Thinking about going back to work once maternity leave is over, but not sure how you'll cope? Here's Kiran with a survival guide for working mums:
I went back to work when my first baby was four months old. It was for just two days a week and my husband stayed at home with our son, but it was hard on all of us. It did, like everyone said it would, get easier as our son got older, but those early months were exhausting. I was breastfeeding and my baby was still up a lot in the night. My office job was busy and stressful and I worked long hours - but I loved working and I wanted to get back to it.
Looking back though, I think we all got a lot out of it. My husband understood what it was like to be at home all day with a baby, and I understood what it was like to be at work all day after a sleepless night while missing your child. The experience definitely made us work together as more of a team. My husband and son got precious bonding time together, and I managed to get the mental stimulation I had been missing while at home - and it meant our mortgage got paid.
There were a few things that helped us through those hard early months. The experience of returning to work will be different for everyone, but hopefully some of these tips will be useful for you too:
Accept that it’s going to be different
You won’t waste hours gossiping in the staff kitchen anymore, because you won’t want to stay late to get your work done. You won’t go to the pub for after work drinks anymore because you’ll be itching to get home and see your little one. Accept all of this, and don’t dwell on it. Next time you feel like you’re missing out - remember the cuddles and smiles that await you when you walk through the door at the end of the day.
Become super organised
Suddenly there are even fewer hours in the day than ever. Cook in bulk at the weekends so you always have a freezer full of leftovers. After a long day at work on little sleep, you don’t want to spend hours in the kitchen. And, even if you do, you won’t have the energy. Reheat a meal from a few nights ago and spend the time reading to your little one or relaxing with your other half instead.
Plan your wardrobe ahead

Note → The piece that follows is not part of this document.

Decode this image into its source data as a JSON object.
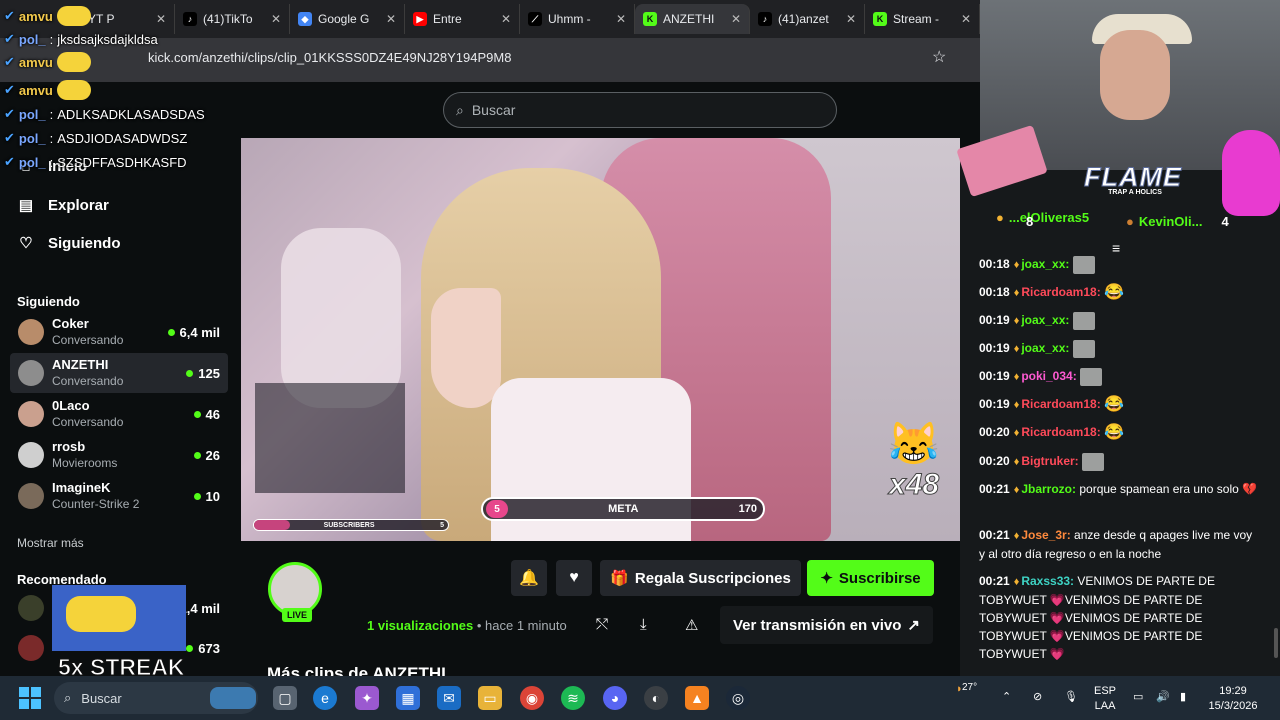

This might sound obvious, but every precious minute counts in the mornings when you are trying to get out of the door and get to the office. I always sorted out my baby’s clothes for the next day the night before - partly because I didn’t trust my husband to put enough layers on him. I also made sure my own clothes were ironed and ready. I learnt quickly never to change into them until the last moment though - if I did it was a sure bet my son would be sick on me.
You’re no longer that person at the office who agrees to overtime without pay. You’re no longer the employee who will do everything anyone asks just because they don’t fancy doing it themselves. Your priorities have changed, and that’s fine. You can still do your job, but you can also get to nursery on time to pick up your baby.
Start preparing months in advance
If your child is going to nursery or a childminder, start the settling in process early. It can take a while for little ones to get used to somewhere new, and you want to be able to return to work with the knowledge that they are settled. Similarly, if someone is going to be giving your baby a bottle for the first time while you are out - get them used to it early. My son would hold out and refuse the bottle until I got home and could breastfeed him. Worrying about how much he was eating while I was in the office was really stressful.
You will be exhausted
If you’re still having sleepless nights, or if you are breastfeeding and expressing while at the office, or even if you’re doing neither - you will be tired. Having a child is tiring, but having a child and working is tiring too. Remember, however, that you won’t be exhausted forever. There’s also always an upside - don’t feel guilty about it if you like being at work. Make the most of the change of scene and the adult company. And, best of all, enjoy going to the toilet by yourself and drinking your tea while it’s hot.
What tips do you have for parents returning to work?
If you're returning to work and still breastfeeding, make sure you read Charlotte's guide to expressing at work.
Kiran is a freelance writer, journalist and blogger who recently returned to her hometown of London after nearly a decade of living overseas. She is mum to a toddler, and a newborn. Kiran blogs about all things mumsy over at Mummy Says.